Dataset rows describing interfaces:

======

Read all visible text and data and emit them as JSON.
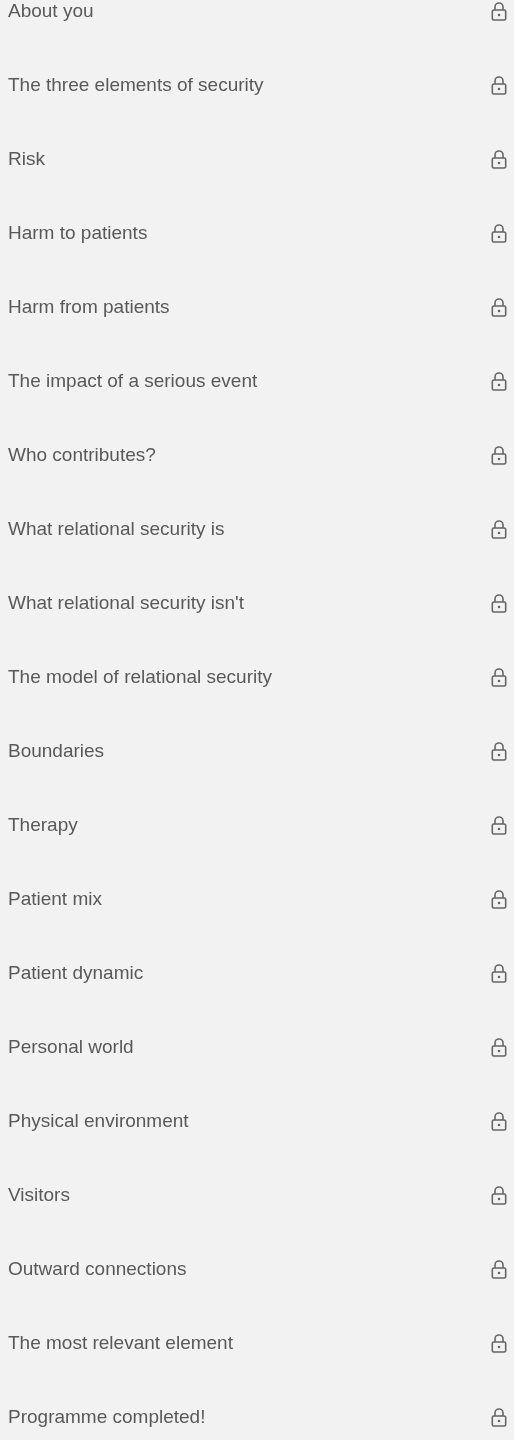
{
  "lessons": [
    {
      "title": "About you",
      "locked": true
    },
    {
      "title": "The three elements of security",
      "locked": true
    },
    {
      "title": "Risk",
      "locked": true
    },
    {
      "title": "Harm to patients",
      "locked": true
    },
    {
      "title": "Harm from patients",
      "locked": true
    },
    {
      "title": "The impact of a serious event",
      "locked": true
    },
    {
      "title": "Who contributes?",
      "locked": true
    },
    {
      "title": "What relational security is",
      "locked": true
    },
    {
      "title": "What relational security isn't",
      "locked": true
    },
    {
      "title": "The model of relational security",
      "locked": true
    },
    {
      "title": "Boundaries",
      "locked": true
    },
    {
      "title": "Therapy",
      "locked": true
    },
    {
      "title": "Patient mix",
      "locked": true
    },
    {
      "title": "Patient dynamic",
      "locked": true
    },
    {
      "title": "Personal world",
      "locked": true
    },
    {
      "title": "Physical environment",
      "locked": true
    },
    {
      "title": "Visitors",
      "locked": true
    },
    {
      "title": "Outward connections",
      "locked": true
    },
    {
      "title": "The most relevant element",
      "locked": true
    },
    {
      "title": "Programme completed!",
      "locked": true
    }
  ]
}
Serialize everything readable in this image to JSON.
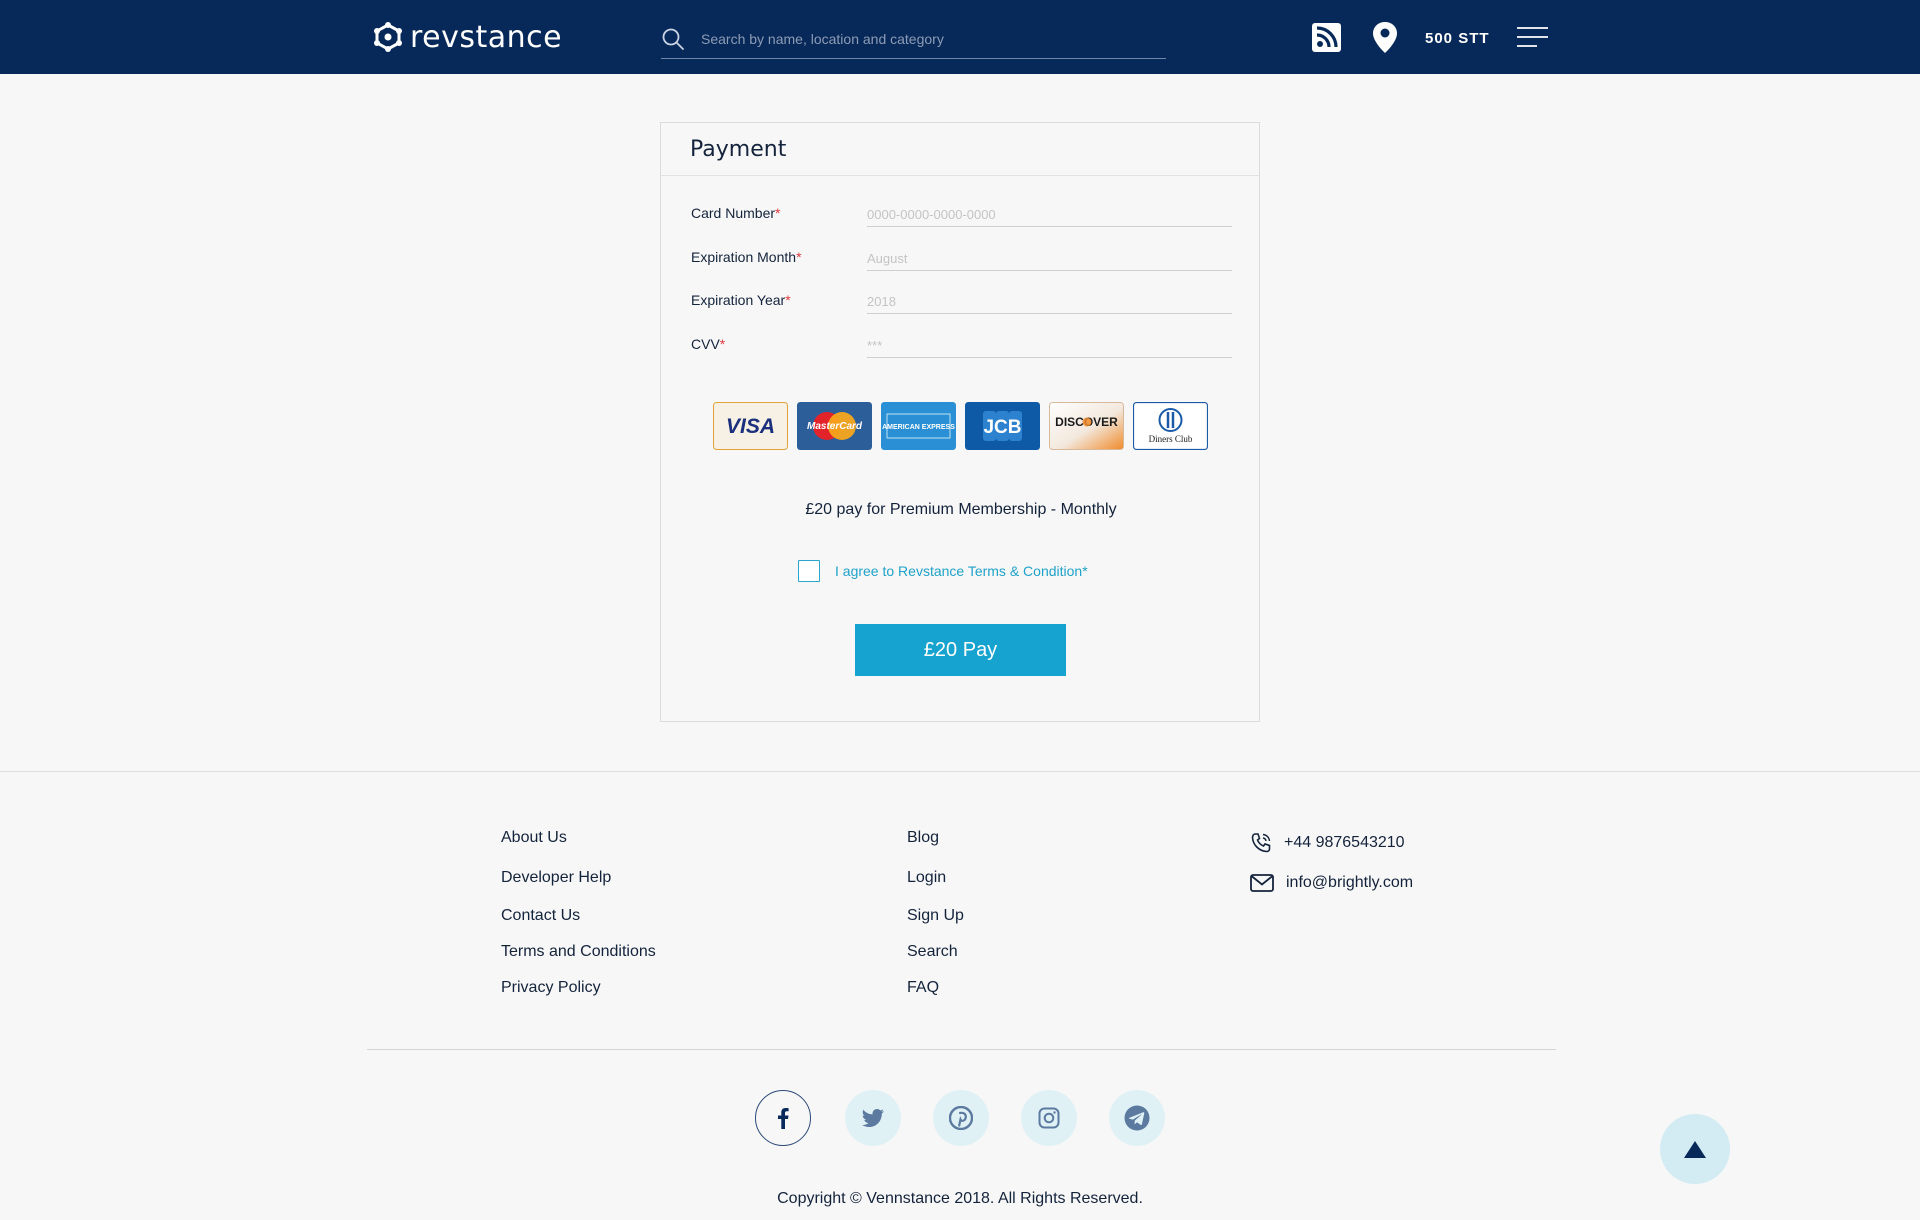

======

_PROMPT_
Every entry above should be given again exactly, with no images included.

_REPLY_
Read all visible text and data and emit them as JSON.
{
  "lessons": [
    {
      "title": "About you",
      "locked": true
    },
    {
      "title": "The three elements of security",
      "locked": true
    },
    {
      "title": "Risk",
      "locked": true
    },
    {
      "title": "Harm to patients",
      "locked": true
    },
    {
      "title": "Harm from patients",
      "locked": true
    },
    {
      "title": "The impact of a serious event",
      "locked": true
    },
    {
      "title": "Who contributes?",
      "locked": true
    },
    {
      "title": "What relational security is",
      "locked": true
    },
    {
      "title": "What relational security isn't",
      "locked": true
    },
    {
      "title": "The model of relational security",
      "locked": true
    },
    {
      "title": "Boundaries",
      "locked": true
    },
    {
      "title": "Therapy",
      "locked": true
    },
    {
      "title": "Patient mix",
      "locked": true
    },
    {
      "title": "Patient dynamic",
      "locked": true
    },
    {
      "title": "Personal world",
      "locked": true
    },
    {
      "title": "Physical environment",
      "locked": true
    },
    {
      "title": "Visitors",
      "locked": true
    },
    {
      "title": "Outward connections",
      "locked": true
    },
    {
      "title": "The most relevant element",
      "locked": true
    },
    {
      "title": "Programme completed!",
      "locked": true
    }
  ]
}
Serialize everything readable in this image to JSON.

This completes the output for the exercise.